|USD692565||Jun 3, 2010||Oct 29, 2013||Smith & Nephew, Inc.||Organ protection layer|
|USD698029||Apr 5, 2013||Jan 21, 2014||Beekley Corporation||Temporary tattoo cover|
|USD701609||Sep 20, 2013||Mar 25, 2014||Beekley Corporation||Temporary tattoo cover|
|USD717452||Oct 21, 2013||Nov 11, 2014||Smith & Nephew, Inc.||Organ protection layer|
|USD734458 *||Aug 5, 2013||Jul 14, 2015||Bg Medical, Llc||Hernia mesh|
|USD772410 *||Aug 5, 2013||Nov 22, 2016||Bg Medical, Llc||Hernia mesh|

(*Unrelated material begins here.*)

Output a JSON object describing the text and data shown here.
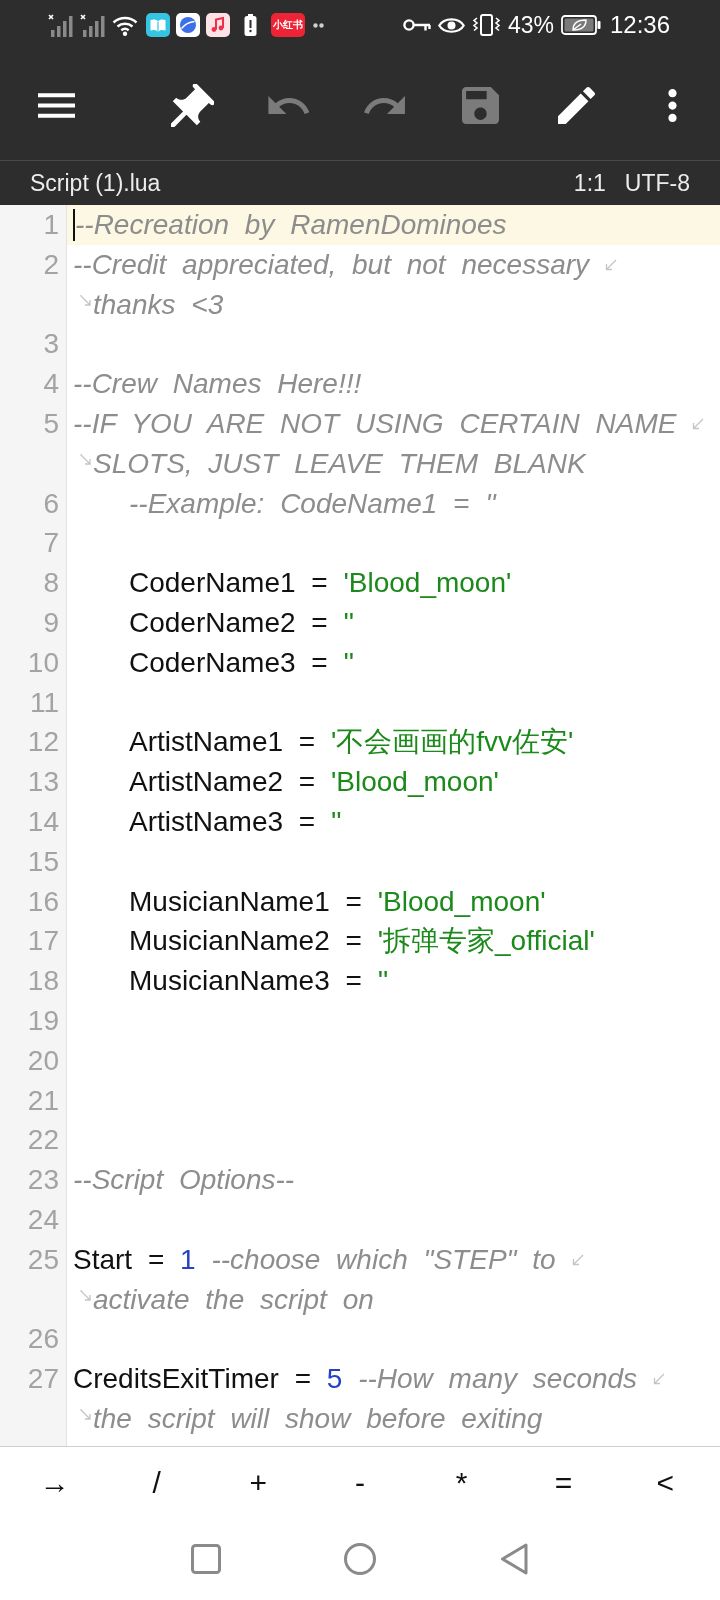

|CN101453969B||Jan 11, 2007||Apr 24, 2013||奥耐克斯公司||Wound shield for exudate management|
|DE10047673A1 *||Sep 22, 2000||Apr 11, 2002||Beiersdorf Ag||Verband|
|DE10047884A1 *||Sep 22, 2000||Apr 11, 2002||Beiersdorf Ag||Selbsthaftende Wundverbände mit haftfähigem Wundversorgungsbereich|
|DE10310631A1 *||Mar 10, 2003||Sep 23, 2004||Nagy, Gabor M.||Wound dressing, comprises ring for securing around wound using conventional plaster section|
|EP1976473A2 *||Jan 11, 2007||Oct 8, 2008||Adel Aali||Wound shield for exudate management|
|EP1976473A4 *||Jan 11, 2007||Sep 7, 2011||Adel Aali||Wound shield for exudate management|
|EP2953597A4 *||Feb 7, 2014||Jul 20, 2016||Alfred J Lagreca||See-through wound or skin condition dressing and treatment system|
|WO2007038329A2 *||Sep 22, 2006||Apr 5, 2007||Jack Kelly||A patch for treating symptoms of a skin abscess|
|WO2007038329A3 *||Sep 22, 2006||Jun 28, 2007||Jack Kelly||A patch for treating symptoms of a skin abscess|
|WO2009061444A1 *||Nov 6, 2008||May 14, 2009||Aoti, Inc.||Adaptable topical hyperbaric device|
|U.S. Classification||424/445, 424/443, 428/43, 428/41.3, 602/41, 602/52, 424/78.02, 602/42|
|International Classification||A61F13/02, A61L15/24, A61L15/26, A61L15/42|
|Cooperative Classification||A61L15/58, A61L15/42, A61L15/26, A61L15/425, A61F13/023, Y10T428/1452, Y10T428/15, A61L15/24|
|European Classification||A61L15/26, A61L15/24, A61F13/02C, A61L15/42E|
|Jun 1, 1992||AS||Assignment|
Owner name: C. R. BARD, INC., NEW JERSEY
Free format text: ASSIGNS THE ENTIRE INTEREST AS OF FEBRUARY 1,1992.;ASSIGNOR:CATALINA BIOMEDICAL CORPORATION;REEL/FRAME:006137/0478
Effective date: 19920131
|Jul 30, 1993||AS||Assignment|
Owner name: C.R. BARD, INC.
Free format text: ASSIGNMENT OF ASSIGNORS INTEREST;ASSIGNOR:ROGOZINSKI, WALLACE J.;REEL/FRAME:006631/0708
Effective date: 19930722
|May 12, 1997||FPAY||Fee payment|
Year of fee payment: 4
|May 3, 2001||FPAY||Fee payment|
Year of fee payment: 8
|Apr 28, 2005||FPAY||Fee payment|
Year of fee payment: 12